Global Health Interest Group Sponsoring Fundraiser for Students
Sixteen medical students and four faculty members from the University of Arizona College of Medicine – Phoenix will leave in May for a weeklong trip to the Dominican Republic, where they will provide health care to more than 100 patients each day in rural communities.
The trip is offered twice per year with the goal of establishing a primary care clinic in several villages and create a relationship with the local health care system and doctors. The next trip is scheduled for May 27 to June 3.
“This is such an eye-opening experience for students to see how poor other parts of the world can be,” said Global Health faculty mentor and College of Medicine – Phoenix professor Dawn Barcellona, MD. “A trip like this allows students to see how difficult it can be for some people to access medical care in other parts of the world. They see first-hand that patients have real illnesses and real issues that they can’t access care for because they lack adequate resources.”
David Beyda, MD, director of the Global Health Program and chair and professor in the Department of Bioethics and Medical Humanism at the College, has been organizing trips to the Dominican Republic since 2010.

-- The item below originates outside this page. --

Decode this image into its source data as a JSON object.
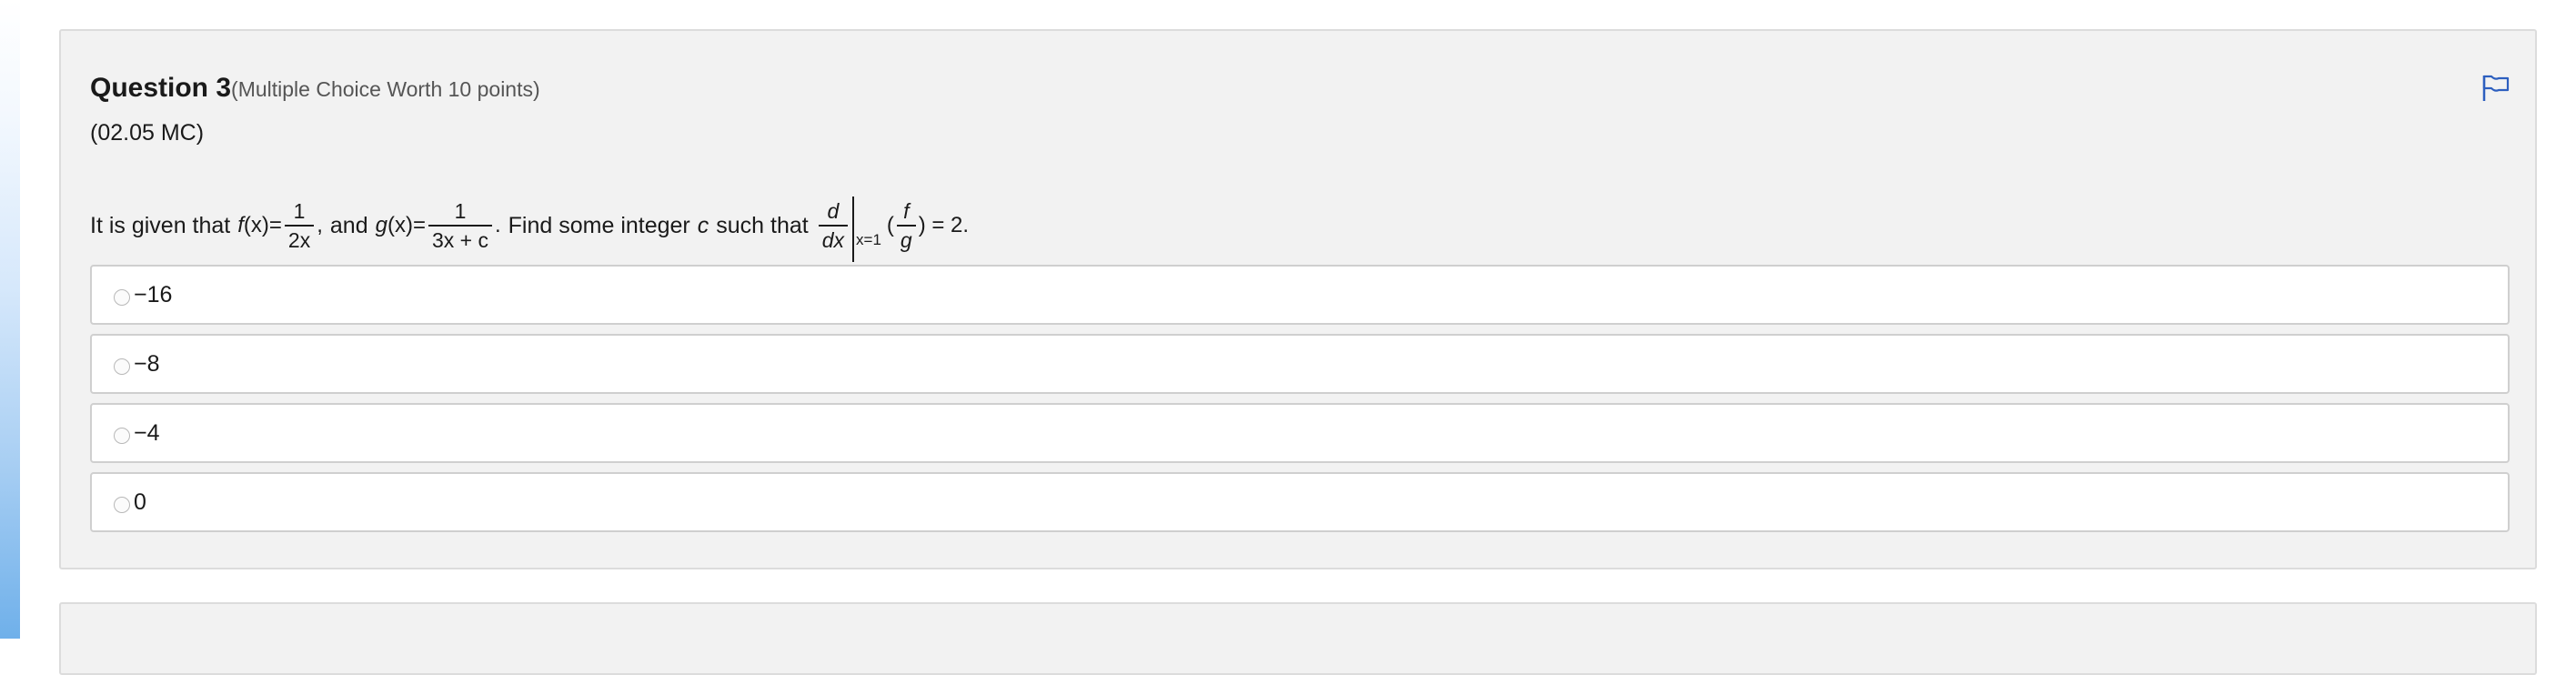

Medical students who travel to the Dominican Republic must pay for their own travel. The trip costs about $1,500 per student.
The Global Health Interest Group also has its annual fundraiser April 7 at the Rock Bar, 4245 N. Craftsman Court, Scottsdale, 85251. The Flippin’ Switches will perform and doors will open at 7:00 p.m. Money raised will be used to help send medical students on the trip.
During the Dominican Republic trip, students travel to four farming villages, or bateys, where they set up mobile clinics in community buildings and backyards. Students in triage take vitals such as blood pressure, pulse, temperature, height and weight. They then take patient histories, perform physical exams and dispense medications in a pharmacy. Teams of students and faculty also conduct home visits for patients unable to travel to the clinic.
Second-year medical and public health student Leslie Appleton, who traveled to the Dominican Republic in the fall of 2016, said the residents were so grateful to have someone listen to them.
“They didn't care if we couldn't cure them, they were appreciative that we were just there,” she said. “It really reminded me of why I want to go into medicine and how much of an impact we can have on someone's life. Some of the best experiences coming out of the trip were things as simple as giving a patient a pair of reading glasses, so they could see clearly again. It's really special to get to see that and know that you were a part of that.”
The trips, which are open to all medical students, are organized by the student-run Global Health Interest Group. Priority is given to students in the Global Health Certificate of Distinction program, as it is required for these students to travel abroad on one of the program’s trips during their first- or second-year.
Second-year medical student Brandon Ford is one of the students working toward a Global Health Certificate of Distinction. He traveled to the Dominican Republic in the fall.
“My favorite part of the trip was going out into the bateys and helping everyone and anyone in need regardless of social status, age or sex,” Ford said. “To have two different patients who complained of headaches from vision-related issues leave with the biggest grins on their faces because they could finally see properly, or when we did school physicals to over 150 children who — whether sick or healthy — came in happy and jovial, it’s these experiences that I think truly shape what type of physicians we are going to be.”
Dr. Barcellona said that, from a physician perspective, the greatest experience for the students is getting to listen to patients and provide care to the world’s most needy.
“Our students get to take the time to listen to their stories and make them feel cared for, loved and respected as a human,” she said.